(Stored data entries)
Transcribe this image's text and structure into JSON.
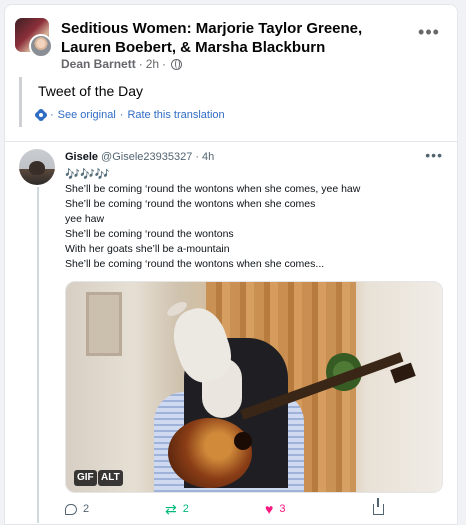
{
  "post": {
    "group_title": "Seditious Women: Marjorie Taylor Greene, Lauren Boebert, & Marsha Blackburn",
    "author": "Dean Barnett",
    "time": "2h",
    "separator": "·",
    "more": "•••",
    "text": "Tweet of the Day",
    "see_original": "See original",
    "rate_translation": "Rate this translation"
  },
  "tweet": {
    "display_name": "Gisele",
    "handle": "@Gisele23935327",
    "time": "4h",
    "more": "•••",
    "lines": [
      "🎶🎶🎶",
      "She’ll be coming ‘round the wontons when she comes, yee haw",
      "She’ll be coming ‘round the wontons when she comes",
      "yee haw",
      "She’ll be coming ‘round the wontons",
      "With her goats she’ll be a-mountain",
      "She’ll be coming ‘round the wontons when she comes..."
    ],
    "media": {
      "badge_gif": "GIF",
      "badge_alt": "ALT"
    },
    "actions": {
      "replies": "2",
      "retweets": "2",
      "likes": "3",
      "retweet_icon": "⇄",
      "like_icon": "♥"
    }
  }
}
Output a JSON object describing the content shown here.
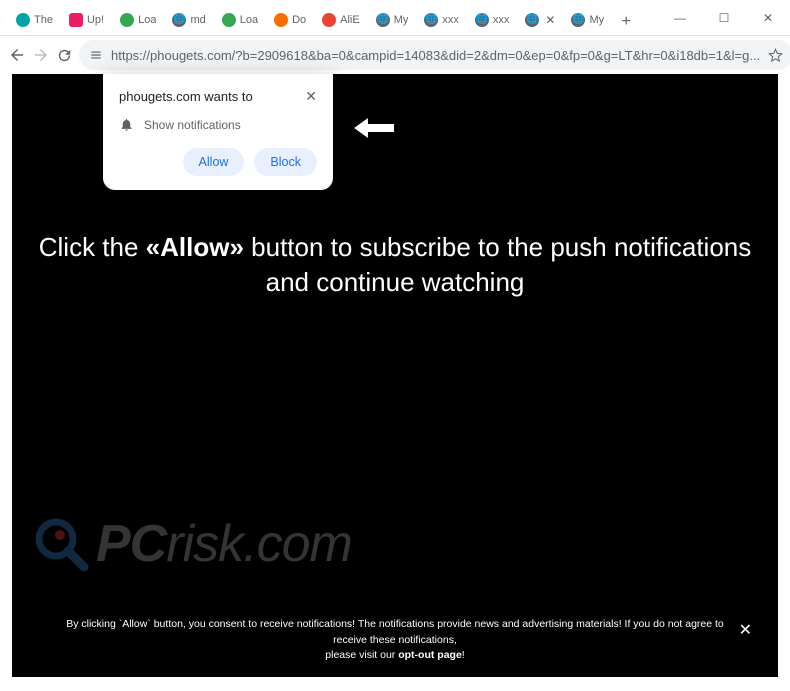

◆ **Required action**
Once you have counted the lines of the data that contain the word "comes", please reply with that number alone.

◆ **Task response**
3